Should we be described as patients or clients?

Whenever I hear a patient called a client I shudder, just as I used to when my teacher caught her nail on the blackboard as she was writing on it with chalk. There is something about the term - it is simultaneously unctuous and euphemistic, as if some unpleasant reality were being concealed by its use. I can't help thinking we will soon hear prisoners referred to as "clients": even the term "con" would be preferable to that.

Patients in psychiatric services are now rarely referred to except as clients and the usage is now nearly universal. Indeed, if one still uses "patient", one can almost feel the disapproval. One is regarded as a reactionary and almost as an enemy of the people.

A paper in the latest Psychiatric Bulletin reports the first (admittedly small) survey of psychiatric patients and terminology: did they prefer to be called patients or clients? Overwhelmingly they preferred patients. Social class didn't matter nor did their diagnosis; in fact there was no identifiable subgroup that preferred to be called clients.

As the authors of the survey - psychiatrists at the Royal Free Hospital in London and at the Royal Park Hospital in Melbourne - point out, the two words have quite different connotations. A patient is a suffering person who either seeks or needs care. A client is a person who buys a service. Patients go to doctors, clients go to lawyers (or prostitutes).

The authors quote Ben Pimlott's introduction to the Penguin edition of Nineteen Eighty-Four: when Orwell noted the eagerness with which truth evaders shy away from well-known words and substitute their own he was observing it as something as relevant to petty bureaucrats as to dictators.

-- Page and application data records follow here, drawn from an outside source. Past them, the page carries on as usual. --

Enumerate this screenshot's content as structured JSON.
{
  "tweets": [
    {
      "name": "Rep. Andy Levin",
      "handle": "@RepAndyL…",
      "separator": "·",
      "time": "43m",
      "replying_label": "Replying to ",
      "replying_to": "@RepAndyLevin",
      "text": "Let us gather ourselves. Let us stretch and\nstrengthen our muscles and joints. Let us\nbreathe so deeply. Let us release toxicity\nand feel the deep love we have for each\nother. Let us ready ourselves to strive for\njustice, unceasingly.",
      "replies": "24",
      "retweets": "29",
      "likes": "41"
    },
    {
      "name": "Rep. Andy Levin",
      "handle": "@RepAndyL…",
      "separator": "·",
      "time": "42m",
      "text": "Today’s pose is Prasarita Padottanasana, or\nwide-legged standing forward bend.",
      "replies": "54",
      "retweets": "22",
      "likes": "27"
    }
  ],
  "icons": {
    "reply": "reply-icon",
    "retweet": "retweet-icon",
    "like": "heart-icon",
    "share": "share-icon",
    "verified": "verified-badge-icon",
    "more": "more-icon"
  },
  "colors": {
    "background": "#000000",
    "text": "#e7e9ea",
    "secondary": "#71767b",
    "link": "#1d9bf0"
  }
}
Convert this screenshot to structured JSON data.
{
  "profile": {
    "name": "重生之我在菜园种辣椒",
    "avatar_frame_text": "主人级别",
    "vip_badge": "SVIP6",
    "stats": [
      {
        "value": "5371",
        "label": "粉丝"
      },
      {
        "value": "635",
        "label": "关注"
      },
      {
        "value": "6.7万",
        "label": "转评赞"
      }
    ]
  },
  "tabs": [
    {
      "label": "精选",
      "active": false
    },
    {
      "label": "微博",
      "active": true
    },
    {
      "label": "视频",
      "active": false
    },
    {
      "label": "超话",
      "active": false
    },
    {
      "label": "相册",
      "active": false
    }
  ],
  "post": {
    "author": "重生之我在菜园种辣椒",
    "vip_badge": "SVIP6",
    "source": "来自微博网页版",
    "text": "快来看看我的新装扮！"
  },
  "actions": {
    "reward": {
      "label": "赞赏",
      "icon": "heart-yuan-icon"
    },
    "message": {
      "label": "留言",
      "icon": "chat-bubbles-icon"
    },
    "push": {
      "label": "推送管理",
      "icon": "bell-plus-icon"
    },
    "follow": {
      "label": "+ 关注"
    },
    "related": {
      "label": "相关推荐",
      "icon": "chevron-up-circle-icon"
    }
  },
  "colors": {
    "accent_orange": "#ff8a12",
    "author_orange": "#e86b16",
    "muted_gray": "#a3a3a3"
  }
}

The demand that patients should become clients clearly did not originate with the patients themselves. I have never heard a single one ask to be called a client, though some, who wish to be left alone with their delusions and hallucinations, don't want to be called patients either.

Two questions emerge, one historical and one practical. Why did the change in terminology occur, and what happens next?

Ostensibly, the term client was introduced to equalise the relationship between the provider and recipient of help and attention. A client, after all, actively chooses his adviser and pays him: his payment stands guarantor of his dignity. In the NHS, no one pays his doctor or even chooses him. The patient gets whom he's given.

And a patient is much more passive, even when he does pay. He has things done to him. A patient, but not a client, is worthy of compassion because it is acknowledged that he is, by definition, a sufferer and therefore in need of succour and relief. An involuntary patient is not a contradiction in terms; but an involuntary client is.

The real reason for the change was a power struggle between various factions in the psychiatric services. It had nothing to do with the wishes of patients, or even with increasing professional respect for them.

Some people who worked in the psychiatric services just felt that doctors needed demoting, or putting in their place: and doctors above all see patients, therefore patients had to be turned into clients, whether they wanted it or not. As Humpty Dumpty so acutely remarked: "The question is, which is to be master - that's all."

It is not to be expected, therefore, that practices will change as a result of this survey. The march of the term client will continue, until it has been so widely used for so long that it becomes completely accepted, and no one will even be able to remember a time when it wasn't. A return to using the term patient would be a political defeat, its elimination a victory. In all this, patients (and clients for that matter) are mere pawns.

I suppose one might call the change from patient to client a little piece of linguistic engineering. I find it sinister: but perhaps I'm paranoid. In which case, of course, I need to become a client.

Thanks to guardian.co.uk who have provided this article. View the original here.